Goal of the exercise: Below are records to give again exactly; omit each image they contain.

=== Begin Enclosure ===

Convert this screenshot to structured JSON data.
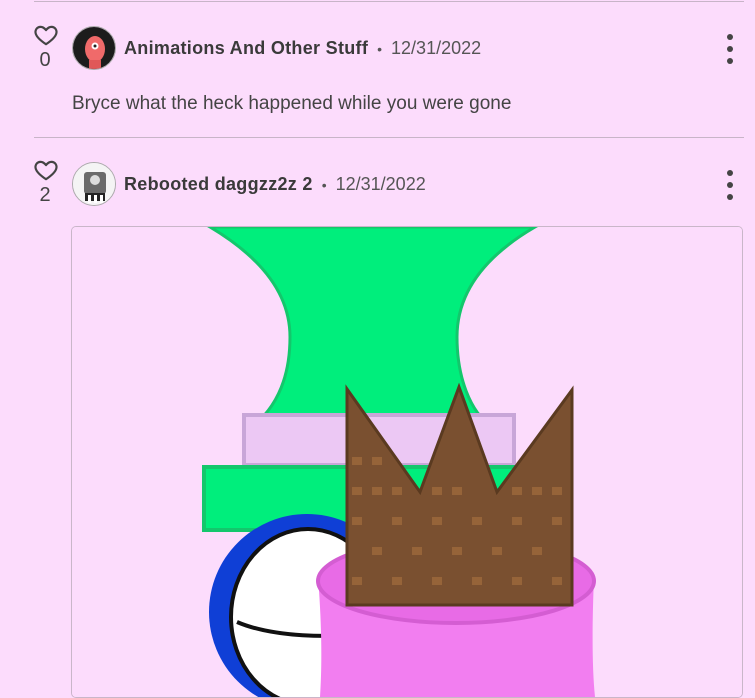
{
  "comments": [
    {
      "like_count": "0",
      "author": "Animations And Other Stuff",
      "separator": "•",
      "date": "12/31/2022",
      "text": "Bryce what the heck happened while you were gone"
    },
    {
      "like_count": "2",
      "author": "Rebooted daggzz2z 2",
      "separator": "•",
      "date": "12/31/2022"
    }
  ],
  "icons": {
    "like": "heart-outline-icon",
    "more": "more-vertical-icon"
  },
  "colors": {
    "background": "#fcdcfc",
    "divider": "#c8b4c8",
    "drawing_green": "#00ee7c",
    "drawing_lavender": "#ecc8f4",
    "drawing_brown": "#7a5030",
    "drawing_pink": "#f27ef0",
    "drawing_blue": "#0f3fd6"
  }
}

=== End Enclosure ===

Exercise output:
Convert this screenshot to structured JSON data.
{
  "comments": [
    {
      "like_count": "0",
      "author": "Animations And Other Stuff",
      "separator": "•",
      "date": "12/31/2022",
      "text": "Bryce what the heck happened while you were gone"
    },
    {
      "like_count": "2",
      "author": "Rebooted daggzz2z 2",
      "separator": "•",
      "date": "12/31/2022"
    }
  ],
  "icons": {
    "like": "heart-outline-icon",
    "more": "more-vertical-icon"
  },
  "colors": {
    "background": "#fcdcfc",
    "divider": "#c8b4c8",
    "drawing_green": "#00ee7c",
    "drawing_lavender": "#ecc8f4",
    "drawing_brown": "#7a5030",
    "drawing_pink": "#f27ef0",
    "drawing_blue": "#0f3fd6"
  }
}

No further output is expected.